My own experience fits the current pattern: the high incidence of loneliness suffered by people between the ages of 18 and 34. I have sometimes been lonely before and after that period, but it was during those years that I was most afflicted. The worst episode struck when I returned to Britain after six years working in West Papua, Brazil and East Africa. In those parts I sometimes felt like a ghost, drifting through societies to which I did not belong. I was often socially isolated, but I seldom felt lonely, perhaps because the issues I was investigating were so absorbing and the work so frightening that I was swept along by adrenalin and a sense of purpose.

When I came home, however, I fell into a mineshaft. My university friends, with their proper jobs, expensive mortgages and settled, prematurely aged lives, had become incomprehensible to me, and the life I had been leading seemed incomprehensible to everyone. Though feeling like a ghost abroad was in some ways liberating – a psychic decluttering that permitted an intense process of discovery – feeling like a ghost at home was terrifying. I existed, people acknowledged me, greeted me cordially, but I just could not connect. Wherever I went, I heard my own voice bouncing back at me.

Eventually I made new friends. But I still feel scarred by that time, and fearful that such desolation may recur, particularly in old age. These days, my loneliest moments come immediately after I’ve given a talk, when I’m surrounded by people congratulating me or asking questions. I often experience a falling sensation: their voices seem to recede above my head. I think it arises from the nature of the contact: because I can’t speak to anyone for more than a few seconds, it feels like social media brought to life.

The word “sullen” evolved from the Old French solain, which means “lonely”. Loneliness is associated with an enhanced perception of social threat, so one of its paradoxical consequences is a tendency to shut yourself off from strangers. When I was lonely, I felt like lashing out at the society from which I perceived myself excluded, as if the problem lay with other people. To read any comment thread is, I feel, to witness this tendency: you find people who are plainly making efforts to connect, but who do so by insulting and abusing, alienating the rest of the thread with their evident misanthropy. Perhaps some people really are rugged individualists. But others – especially online – appear to use that persona as a rationale for involuntary isolation.

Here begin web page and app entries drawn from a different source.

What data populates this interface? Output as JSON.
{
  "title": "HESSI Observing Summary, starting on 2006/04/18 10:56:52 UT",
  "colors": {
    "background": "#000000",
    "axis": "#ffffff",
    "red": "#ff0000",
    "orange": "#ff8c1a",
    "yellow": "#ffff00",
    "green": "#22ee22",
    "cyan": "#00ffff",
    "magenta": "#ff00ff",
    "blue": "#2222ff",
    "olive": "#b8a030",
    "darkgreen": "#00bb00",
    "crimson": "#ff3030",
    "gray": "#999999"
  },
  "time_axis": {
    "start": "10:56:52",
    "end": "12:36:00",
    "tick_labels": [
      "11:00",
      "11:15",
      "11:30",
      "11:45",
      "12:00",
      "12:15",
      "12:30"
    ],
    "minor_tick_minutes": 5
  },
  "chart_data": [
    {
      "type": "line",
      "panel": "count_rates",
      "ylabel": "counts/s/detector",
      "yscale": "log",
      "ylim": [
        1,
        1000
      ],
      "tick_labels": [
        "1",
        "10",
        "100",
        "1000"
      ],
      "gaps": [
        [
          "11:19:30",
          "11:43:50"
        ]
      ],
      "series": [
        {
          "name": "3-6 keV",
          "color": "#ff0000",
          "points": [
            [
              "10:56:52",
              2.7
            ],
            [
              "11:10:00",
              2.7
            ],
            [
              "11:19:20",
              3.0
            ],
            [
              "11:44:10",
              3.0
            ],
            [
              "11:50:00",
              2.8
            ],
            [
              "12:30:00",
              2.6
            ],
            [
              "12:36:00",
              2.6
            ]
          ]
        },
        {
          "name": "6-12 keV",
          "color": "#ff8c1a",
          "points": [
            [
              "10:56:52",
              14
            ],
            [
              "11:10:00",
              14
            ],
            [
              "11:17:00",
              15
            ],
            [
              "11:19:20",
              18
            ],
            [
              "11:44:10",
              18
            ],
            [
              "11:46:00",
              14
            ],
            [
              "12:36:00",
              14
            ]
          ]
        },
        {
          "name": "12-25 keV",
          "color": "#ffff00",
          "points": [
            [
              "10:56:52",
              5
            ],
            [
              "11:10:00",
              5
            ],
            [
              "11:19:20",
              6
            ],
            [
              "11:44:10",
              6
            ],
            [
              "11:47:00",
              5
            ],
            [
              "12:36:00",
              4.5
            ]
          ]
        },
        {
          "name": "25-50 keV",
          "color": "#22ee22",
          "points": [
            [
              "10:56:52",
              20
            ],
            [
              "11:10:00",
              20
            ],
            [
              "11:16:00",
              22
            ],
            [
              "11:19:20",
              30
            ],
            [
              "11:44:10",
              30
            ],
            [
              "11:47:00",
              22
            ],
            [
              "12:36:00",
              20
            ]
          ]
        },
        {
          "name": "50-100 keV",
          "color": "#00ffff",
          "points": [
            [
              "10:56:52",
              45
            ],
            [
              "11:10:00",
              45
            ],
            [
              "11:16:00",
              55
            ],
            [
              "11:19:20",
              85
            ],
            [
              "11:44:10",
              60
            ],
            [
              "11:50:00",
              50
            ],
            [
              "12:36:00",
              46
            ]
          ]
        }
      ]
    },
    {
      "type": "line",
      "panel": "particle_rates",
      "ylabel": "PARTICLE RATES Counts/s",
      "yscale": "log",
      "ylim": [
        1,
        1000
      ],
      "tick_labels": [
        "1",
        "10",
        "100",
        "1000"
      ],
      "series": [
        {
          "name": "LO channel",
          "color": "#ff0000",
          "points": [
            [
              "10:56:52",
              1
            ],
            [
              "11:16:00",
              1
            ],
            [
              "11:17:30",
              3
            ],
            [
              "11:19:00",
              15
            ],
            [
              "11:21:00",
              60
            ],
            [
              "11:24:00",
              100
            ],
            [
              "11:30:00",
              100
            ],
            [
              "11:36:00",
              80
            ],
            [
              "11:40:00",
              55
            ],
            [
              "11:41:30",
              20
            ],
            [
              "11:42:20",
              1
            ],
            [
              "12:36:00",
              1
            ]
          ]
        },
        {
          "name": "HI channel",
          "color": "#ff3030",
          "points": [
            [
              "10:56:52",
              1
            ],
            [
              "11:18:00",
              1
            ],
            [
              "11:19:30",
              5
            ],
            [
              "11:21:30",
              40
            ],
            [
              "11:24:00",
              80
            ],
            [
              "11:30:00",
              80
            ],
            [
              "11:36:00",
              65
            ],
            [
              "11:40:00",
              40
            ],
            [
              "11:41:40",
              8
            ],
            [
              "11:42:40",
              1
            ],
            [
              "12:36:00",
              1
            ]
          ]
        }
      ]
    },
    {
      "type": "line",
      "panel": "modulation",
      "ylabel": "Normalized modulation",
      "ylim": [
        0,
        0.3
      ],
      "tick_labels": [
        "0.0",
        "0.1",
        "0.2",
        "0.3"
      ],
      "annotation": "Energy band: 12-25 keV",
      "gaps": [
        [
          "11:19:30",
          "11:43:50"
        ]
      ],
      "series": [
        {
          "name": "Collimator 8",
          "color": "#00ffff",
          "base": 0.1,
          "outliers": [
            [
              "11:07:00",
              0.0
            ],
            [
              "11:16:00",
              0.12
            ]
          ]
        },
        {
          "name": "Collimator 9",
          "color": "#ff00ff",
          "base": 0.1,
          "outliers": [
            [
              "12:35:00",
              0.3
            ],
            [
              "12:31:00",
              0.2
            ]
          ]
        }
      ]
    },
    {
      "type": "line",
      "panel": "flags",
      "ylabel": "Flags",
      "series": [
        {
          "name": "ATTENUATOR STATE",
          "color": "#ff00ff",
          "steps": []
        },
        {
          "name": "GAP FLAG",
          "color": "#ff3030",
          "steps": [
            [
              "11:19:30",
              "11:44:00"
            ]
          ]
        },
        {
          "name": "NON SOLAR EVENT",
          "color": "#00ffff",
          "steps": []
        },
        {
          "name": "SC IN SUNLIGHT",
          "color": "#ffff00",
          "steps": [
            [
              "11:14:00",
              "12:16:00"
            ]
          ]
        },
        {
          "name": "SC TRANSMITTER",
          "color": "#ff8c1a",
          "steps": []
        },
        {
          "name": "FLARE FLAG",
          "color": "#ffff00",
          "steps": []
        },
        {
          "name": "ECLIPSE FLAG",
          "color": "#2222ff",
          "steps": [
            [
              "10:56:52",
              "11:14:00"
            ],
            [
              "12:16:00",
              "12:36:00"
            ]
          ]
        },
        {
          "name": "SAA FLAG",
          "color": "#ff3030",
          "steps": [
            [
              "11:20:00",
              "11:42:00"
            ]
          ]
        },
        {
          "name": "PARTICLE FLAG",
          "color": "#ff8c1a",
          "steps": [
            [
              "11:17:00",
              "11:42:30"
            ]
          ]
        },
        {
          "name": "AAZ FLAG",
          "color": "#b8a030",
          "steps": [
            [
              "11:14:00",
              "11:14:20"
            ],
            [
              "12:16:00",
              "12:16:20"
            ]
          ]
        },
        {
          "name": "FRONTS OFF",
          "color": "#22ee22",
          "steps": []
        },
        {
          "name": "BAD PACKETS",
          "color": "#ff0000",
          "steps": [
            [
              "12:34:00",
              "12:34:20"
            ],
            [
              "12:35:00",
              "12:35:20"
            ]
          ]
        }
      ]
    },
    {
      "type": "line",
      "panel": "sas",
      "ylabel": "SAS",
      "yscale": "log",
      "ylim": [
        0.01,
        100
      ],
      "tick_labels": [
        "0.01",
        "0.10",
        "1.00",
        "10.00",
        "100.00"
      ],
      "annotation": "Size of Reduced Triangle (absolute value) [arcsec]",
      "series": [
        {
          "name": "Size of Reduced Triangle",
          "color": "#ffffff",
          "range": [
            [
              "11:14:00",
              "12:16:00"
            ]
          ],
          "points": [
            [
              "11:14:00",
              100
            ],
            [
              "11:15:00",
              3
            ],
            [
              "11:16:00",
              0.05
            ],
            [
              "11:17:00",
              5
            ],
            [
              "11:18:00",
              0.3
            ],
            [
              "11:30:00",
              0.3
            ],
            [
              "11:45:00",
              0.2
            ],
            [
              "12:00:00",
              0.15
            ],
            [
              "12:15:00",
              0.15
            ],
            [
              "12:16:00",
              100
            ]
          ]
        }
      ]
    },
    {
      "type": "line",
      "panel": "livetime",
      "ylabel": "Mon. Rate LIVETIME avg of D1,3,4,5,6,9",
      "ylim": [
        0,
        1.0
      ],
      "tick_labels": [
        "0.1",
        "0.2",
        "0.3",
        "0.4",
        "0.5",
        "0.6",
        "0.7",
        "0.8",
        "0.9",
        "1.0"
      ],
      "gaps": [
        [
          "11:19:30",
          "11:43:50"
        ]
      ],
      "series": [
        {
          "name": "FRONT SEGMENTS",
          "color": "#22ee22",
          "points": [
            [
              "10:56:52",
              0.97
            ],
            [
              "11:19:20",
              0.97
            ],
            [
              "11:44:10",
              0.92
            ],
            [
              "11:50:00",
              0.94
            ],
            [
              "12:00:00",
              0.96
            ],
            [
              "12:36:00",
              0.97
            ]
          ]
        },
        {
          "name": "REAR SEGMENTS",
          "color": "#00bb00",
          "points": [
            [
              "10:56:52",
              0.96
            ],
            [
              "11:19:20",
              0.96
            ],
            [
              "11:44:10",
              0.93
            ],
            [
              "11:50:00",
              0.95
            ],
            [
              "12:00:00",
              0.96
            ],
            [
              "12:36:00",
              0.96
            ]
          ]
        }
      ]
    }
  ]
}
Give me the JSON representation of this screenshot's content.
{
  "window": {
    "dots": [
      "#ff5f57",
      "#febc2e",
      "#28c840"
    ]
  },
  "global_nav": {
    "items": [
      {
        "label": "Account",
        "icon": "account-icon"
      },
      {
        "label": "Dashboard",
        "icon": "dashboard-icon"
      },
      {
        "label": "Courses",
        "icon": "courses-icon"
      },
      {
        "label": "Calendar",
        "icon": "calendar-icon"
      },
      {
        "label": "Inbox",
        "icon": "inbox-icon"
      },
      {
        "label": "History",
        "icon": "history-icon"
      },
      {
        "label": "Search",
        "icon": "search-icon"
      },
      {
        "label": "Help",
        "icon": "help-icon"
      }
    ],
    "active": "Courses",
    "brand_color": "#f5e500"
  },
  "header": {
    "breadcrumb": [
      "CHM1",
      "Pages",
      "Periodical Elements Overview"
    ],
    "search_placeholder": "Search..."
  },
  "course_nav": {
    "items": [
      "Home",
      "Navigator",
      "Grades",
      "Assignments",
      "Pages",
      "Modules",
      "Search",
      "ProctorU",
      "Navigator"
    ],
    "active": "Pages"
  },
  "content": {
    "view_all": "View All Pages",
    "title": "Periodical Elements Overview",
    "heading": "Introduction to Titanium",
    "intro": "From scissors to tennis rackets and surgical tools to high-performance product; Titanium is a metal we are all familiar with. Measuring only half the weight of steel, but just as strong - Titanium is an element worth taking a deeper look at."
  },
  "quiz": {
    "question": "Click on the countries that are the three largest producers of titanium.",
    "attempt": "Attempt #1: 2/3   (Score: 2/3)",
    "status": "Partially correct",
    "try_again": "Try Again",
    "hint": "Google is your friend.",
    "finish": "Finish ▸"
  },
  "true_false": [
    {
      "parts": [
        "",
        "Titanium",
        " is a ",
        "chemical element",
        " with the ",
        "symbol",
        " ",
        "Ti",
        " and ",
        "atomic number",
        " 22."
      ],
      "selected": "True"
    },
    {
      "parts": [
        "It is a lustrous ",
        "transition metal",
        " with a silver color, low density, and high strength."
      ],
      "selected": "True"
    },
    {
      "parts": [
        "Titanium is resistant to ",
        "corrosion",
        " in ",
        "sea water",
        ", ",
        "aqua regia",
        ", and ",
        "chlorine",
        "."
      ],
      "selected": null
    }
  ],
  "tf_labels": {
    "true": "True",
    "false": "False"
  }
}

Whatever the reasons might be, it is as if a spell had been cast on us, transforming this ultrasocial species into a population of loners. Like a parasite enhancing the conditions for its own survival, loneliness impedes its own cure by breeding shame and shyness. The work of groups such as Age UK, Mind, Positive Ageing and the Campaign to End Loneliness is life-saving.

When I first wrote about this subject, and the article went viral, several publishers urged me to write a book on the theme. Three years sitting at my desk, studying isolation: what’s the second prize? But I found another way of working on the issue, a way that engages me with others, rather than removing me. With the brilliant musician Ewan McLennan, I have written a concept album (I wrote the first draft of the lyrics; he refined them and wrote the music). Our aim is to use it to help break the spell, with performances of both music and the spoken word designed to bring people together –which, we hope, will end with a party at the nearest pub.

By itself, our work can make only a tiny contribution to addressing the epidemic. But I hope that, both by helping people to acknowledge it and by using the power of music to create common sentiment, we can at least begin to identify the barriers that separate us from others, and to remember that we are not the selfish, ruthless beings we are told we are.

“Breaking the Spell of Loneliness” by Ewan McLennan and George Monbiot is out now. For a full list of forthcoming gigs visit: monbiot.com/music/

This article first appeared in the 20 October 2016 issue of the New Statesman, Brothers in blood